> Exercise goal
Each line of the entries below that includes "screenshot" belongs in your answer.

> Data extract

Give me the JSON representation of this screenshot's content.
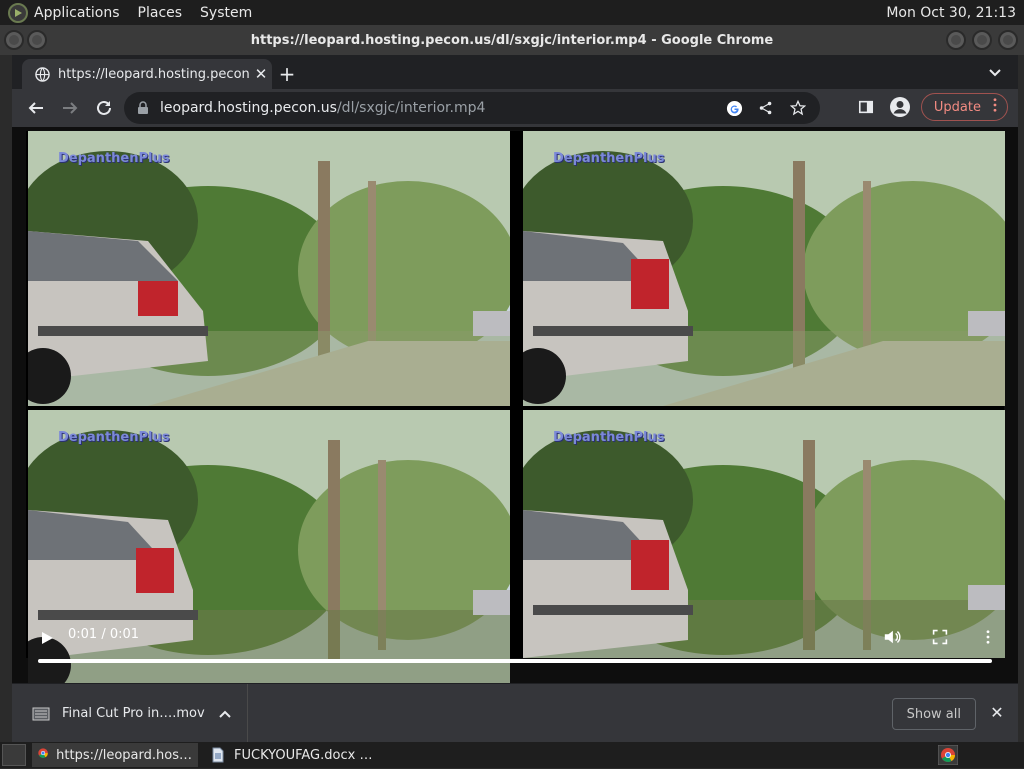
{
  "topbar": {
    "menus": [
      "Applications",
      "Places",
      "System"
    ],
    "clock": "Mon Oct 30, 21:13"
  },
  "window": {
    "title": "https://leopard.hosting.pecon.us/dl/sxgjc/interior.mp4 - Google Chrome"
  },
  "tab": {
    "title": "https://leopard.hosting.pecon.us/dl/sxgjc/interior.mp4",
    "close": "✕",
    "new_tab": "+"
  },
  "omnibox": {
    "host": "leopard.hosting.pecon.us",
    "path": "/dl/sxgjc/interior.mp4"
  },
  "toolbar": {
    "update_label": "Update"
  },
  "video": {
    "time": "0:01 / 0:01",
    "watermark": "DepanthenPlus",
    "progress": 1.0
  },
  "downloads": {
    "item_name": "Final Cut Pro in….mov",
    "show_all": "Show all",
    "close": "✕"
  },
  "taskbar": {
    "tasks": [
      "https://leopard.hos…",
      "FUCKYOUFAG.docx …"
    ]
  },
  "colors": {
    "chrome_dark": "#35363a",
    "tabstrip": "#202124",
    "update_accent": "#f28b82"
  }
}
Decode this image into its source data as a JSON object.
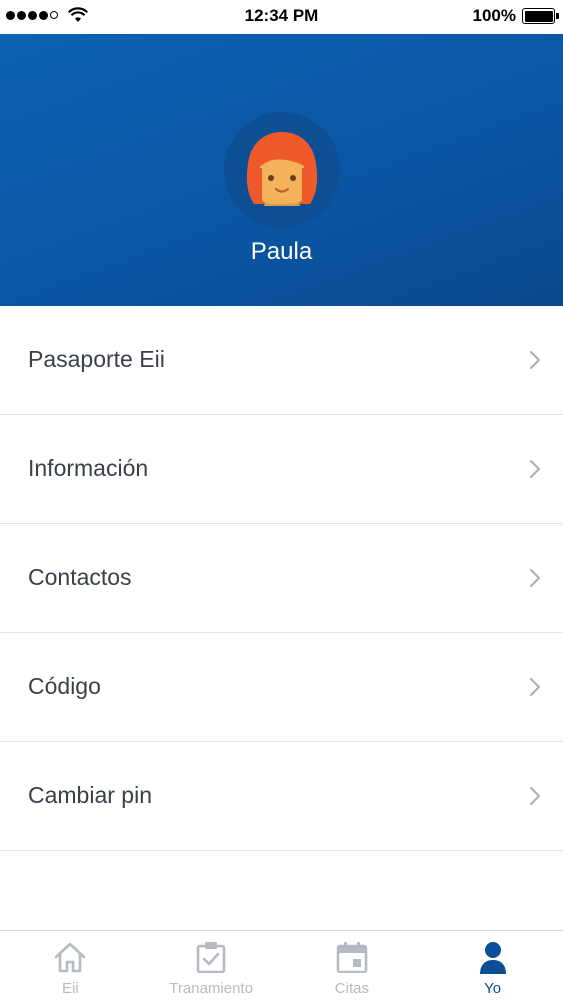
{
  "status_bar": {
    "time": "12:34 PM",
    "battery": "100%",
    "icons": [
      "signal-dots",
      "wifi-icon",
      "battery-icon"
    ]
  },
  "profile": {
    "name": "Paula",
    "avatar_icon": "woman-avatar-icon"
  },
  "menu": {
    "items": [
      {
        "label": "Pasaporte Eii"
      },
      {
        "label": "Información"
      },
      {
        "label": "Contactos"
      },
      {
        "label": "Código"
      },
      {
        "label": "Cambiar pin"
      }
    ]
  },
  "tab_bar": {
    "tabs": [
      {
        "label": "Eii",
        "icon": "home-icon"
      },
      {
        "label": "Tranamiento",
        "icon": "checklist-icon"
      },
      {
        "label": "Citas",
        "icon": "calendar-icon"
      },
      {
        "label": "Yo",
        "icon": "person-icon"
      }
    ],
    "active": "Yo"
  },
  "colors": {
    "header_blue": "#0a56a4",
    "active_tab": "#0b4f96",
    "inactive_tab": "#b6bac2",
    "hair": "#ef5a2a",
    "skin": "#f5b25a"
  }
}
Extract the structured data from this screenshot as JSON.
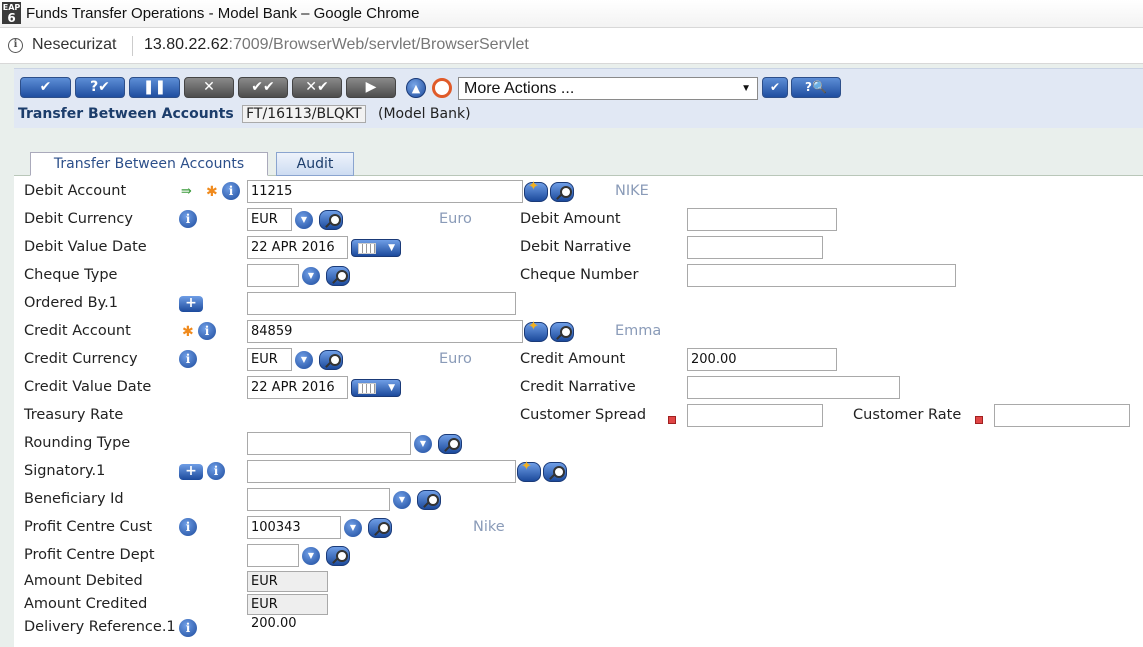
{
  "window": {
    "title": "Funds Transfer Operations - Model Bank – Google Chrome",
    "app_icon_text": "EAP",
    "app_icon_num": "6"
  },
  "address_bar": {
    "security": "Nesecurizat",
    "url_host": "13.80.22.62",
    "url_rest": ":7009/BrowserWeb/servlet/BrowserServlet"
  },
  "toolbar": {
    "buttons": [
      {
        "name": "commit",
        "glyph": "✔"
      },
      {
        "name": "validate",
        "glyph": "?✔"
      },
      {
        "name": "hold",
        "glyph": "❚❚"
      },
      {
        "name": "delete",
        "glyph": "✕"
      },
      {
        "name": "authorise",
        "glyph": "✔✔"
      },
      {
        "name": "reverse",
        "glyph": "✕✔"
      },
      {
        "name": "next",
        "glyph": "▶"
      }
    ],
    "more_actions": "More Actions ...",
    "caret": "▼"
  },
  "transaction": {
    "title": "Transfer Between Accounts",
    "id": "FT/16113/BLQKT",
    "company": "(Model Bank)"
  },
  "tabs": [
    {
      "label": "Transfer Between Accounts"
    },
    {
      "label": "Audit"
    }
  ],
  "form": {
    "debit_account": {
      "label": "Debit Account",
      "value": "11215",
      "desc": "NIKE"
    },
    "debit_currency": {
      "label": "Debit Currency",
      "value": "EUR",
      "desc": "Euro"
    },
    "debit_amount": {
      "label": "Debit Amount",
      "value": ""
    },
    "debit_value_date": {
      "label": "Debit Value Date",
      "value": "22 APR 2016"
    },
    "debit_narrative": {
      "label": "Debit Narrative",
      "value": ""
    },
    "cheque_type": {
      "label": "Cheque Type",
      "value": ""
    },
    "cheque_number": {
      "label": "Cheque Number",
      "value": ""
    },
    "ordered_by": {
      "label": "Ordered By.1",
      "value": ""
    },
    "credit_account": {
      "label": "Credit Account",
      "value": "84859",
      "desc": "Emma"
    },
    "credit_currency": {
      "label": "Credit Currency",
      "value": "EUR",
      "desc": "Euro"
    },
    "credit_amount": {
      "label": "Credit Amount",
      "value": "200.00"
    },
    "credit_value_date": {
      "label": "Credit Value Date",
      "value": "22 APR 2016"
    },
    "credit_narrative": {
      "label": "Credit Narrative",
      "value": ""
    },
    "treasury_rate": {
      "label": "Treasury Rate"
    },
    "customer_spread": {
      "label": "Customer Spread",
      "value": ""
    },
    "customer_rate": {
      "label": "Customer Rate",
      "value": ""
    },
    "rounding_type": {
      "label": "Rounding Type",
      "value": ""
    },
    "signatory": {
      "label": "Signatory.1",
      "value": ""
    },
    "beneficiary_id": {
      "label": "Beneficiary Id",
      "value": ""
    },
    "profit_centre_cust": {
      "label": "Profit Centre Cust",
      "value": "100343",
      "desc": "Nike"
    },
    "profit_centre_dept": {
      "label": "Profit Centre Dept",
      "value": ""
    },
    "amount_debited": {
      "label": "Amount Debited",
      "value": "EUR 200.00"
    },
    "amount_credited": {
      "label": "Amount Credited",
      "value": "EUR 200.00"
    },
    "delivery_reference": {
      "label": "Delivery Reference.1"
    }
  },
  "icons": {
    "info": "i",
    "plus": "+",
    "dropdown": "▼",
    "calendar_arrow": "▼",
    "star": "✱",
    "arrow": "⇛",
    "up": "▲",
    "help": "◯"
  },
  "colors": {
    "accent": "#1c4a9c",
    "desc_text": "#8a9bb8",
    "mandatory": "#f08a1c"
  }
}
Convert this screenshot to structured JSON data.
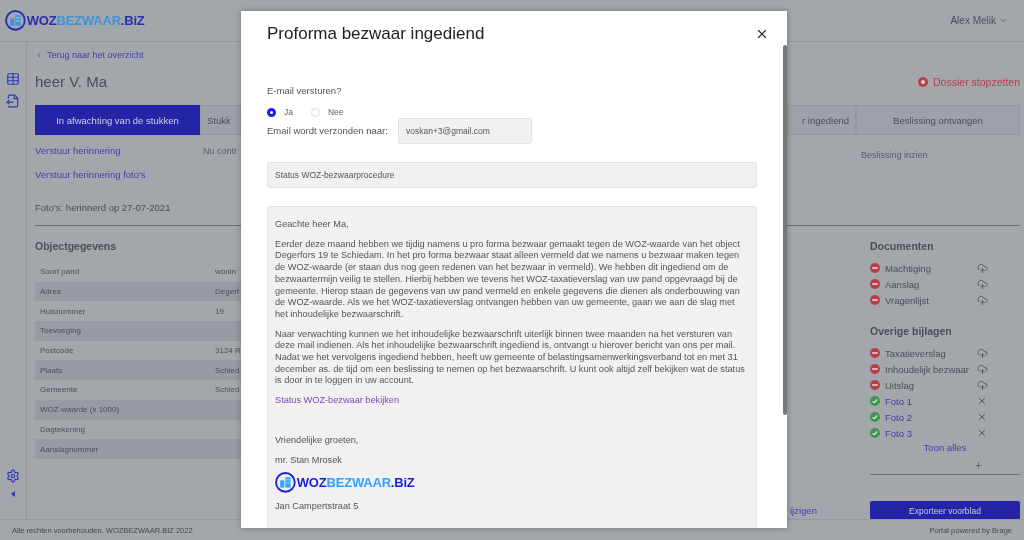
{
  "header": {
    "logo": [
      "WOZ",
      "BEZWAAR",
      ".BiZ"
    ],
    "user": "Alex Melik"
  },
  "back_link": "Terug naar het overzicht",
  "title": "heer V. Ma",
  "stop_action": "Dossier stopzetten",
  "tabs": [
    {
      "label": "In afwachting van de stukken",
      "selected": true
    },
    {
      "label": "Stukk",
      "selected": false
    },
    {
      "label": "r ingediend",
      "selected": false
    },
    {
      "label": "Beslissing ontvangen",
      "selected": false
    }
  ],
  "actions": [
    "Verstuur herinnering",
    "Verstuur herinnering foto's"
  ],
  "pending_note": "Nu contr",
  "decision_note": "Beslissing inzien",
  "photo_note": "Foto's: herinnerd op 27-07-2021",
  "object_section": {
    "title": "Objectgegevens",
    "rows": [
      {
        "label": "Soort pand",
        "value": "wonin"
      },
      {
        "label": "Adres",
        "value": "Degerf"
      },
      {
        "label": "Huisnummer",
        "value": "19"
      },
      {
        "label": "Toevoeging"
      },
      {
        "label": "Postcode",
        "value": "3124 R"
      },
      {
        "label": "Plaats",
        "value": "Schied"
      },
      {
        "label": "Gemeente",
        "value": "Schied"
      },
      {
        "label": "WOZ-waarde (x 1000)"
      },
      {
        "label": "Dagtekening"
      },
      {
        "label": "Aanslagnummer"
      }
    ]
  },
  "documents": {
    "title": "Documenten",
    "items": [
      {
        "label": "Machtiging",
        "kind": "missing"
      },
      {
        "label": "Aanslag",
        "kind": "missing"
      },
      {
        "label": "Vragenlijst",
        "kind": "missing"
      }
    ]
  },
  "attachments": {
    "title": "Overige bijlagen",
    "items": [
      {
        "label": "Taxatieverslag",
        "kind": "missing"
      },
      {
        "label": "Inhoudelijk bezwaar",
        "kind": "missing"
      },
      {
        "label": "Uitslag",
        "kind": "missing"
      },
      {
        "label": "Foto 1",
        "kind": "uploaded"
      },
      {
        "label": "Foto 2",
        "kind": "uploaded"
      },
      {
        "label": "Foto 3",
        "kind": "uploaded"
      }
    ],
    "show_all": "Toon alles"
  },
  "edit_link": "ijzigen",
  "export_button": "Exporteer voorblad",
  "footer": {
    "copyright": "Alle rechten voorbehouden. WOZBEZWAAR.BIZ 2022",
    "powered": "Portal powered by Brage"
  },
  "modal": {
    "title": "Proforma bezwaar ingediend",
    "send_label": "E-mail versturen?",
    "send_options": [
      {
        "label": "Ja",
        "selected": true
      },
      {
        "label": "Nee",
        "selected": false
      }
    ],
    "recipient_label": "Email wordt verzonden naar:",
    "recipient": "voskan+3@gmail.com",
    "subject": "Status WOZ-bezwaarprocedure",
    "letter": {
      "greeting": "Geachte heer Ma,",
      "paragraphs": [
        "Eerder deze maand hebben we tijdig namens u pro forma bezwaar gemaakt tegen de WOZ-waarde van het object Degerfors 19 te Schiedam. In het pro forma bezwaar staat alleen vermeld dat we namens u bezwaar maken tegen de WOZ-waarde (er staan dus nog geen redenen van het bezwaar in vermeld). We hebben dit ingediend om de bezwaartermijn veilig te stellen. Hierbij hebben we tevens het WOZ-taxatieverslag van uw pand opgevraagd bij de gemeente. Hierop staan de gegevens van uw pand vermeld en enkele gegevens die dienen als onderbouwing van de WOZ-waarde. Als we het WOZ-taxatieverslag ontvangen hebben van uw gemeente, gaan we aan de slag met het inhoudelijke bezwaarschrift.",
        "Naar verwachting kunnen we het inhoudelijke bezwaarschrift uiterlijk binnen twee maanden na het versturen van deze mail indienen. Als het inhoudelijke bezwaarschrift ingediend is, ontvangt u hierover bericht van ons per mail. Nadat we het vervolgens ingediend hebben, heeft uw gemeente of belastingsamenwerkingsverband tot en met 31 december as. de tijd om een beslissing te nemen op het bezwaarschrift. U kunt ook altijd zelf bekijken wat de status is door in te loggen in uw account."
      ],
      "link": "Status WOZ-bezwaar bekijken",
      "closing": "Vriendelijke groeten,",
      "signer": "mr. Stan Mrosek",
      "logo": [
        "WOZ",
        "BEZWAAR",
        ".BiZ"
      ],
      "address": [
        "Jan Campertstraat 5"
      ]
    }
  }
}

> Response for this exercise
Give me the JSON representation of this screenshot's content.
Extract the structured data from this screenshot as JSON.
Convert this screenshot to structured JSON data.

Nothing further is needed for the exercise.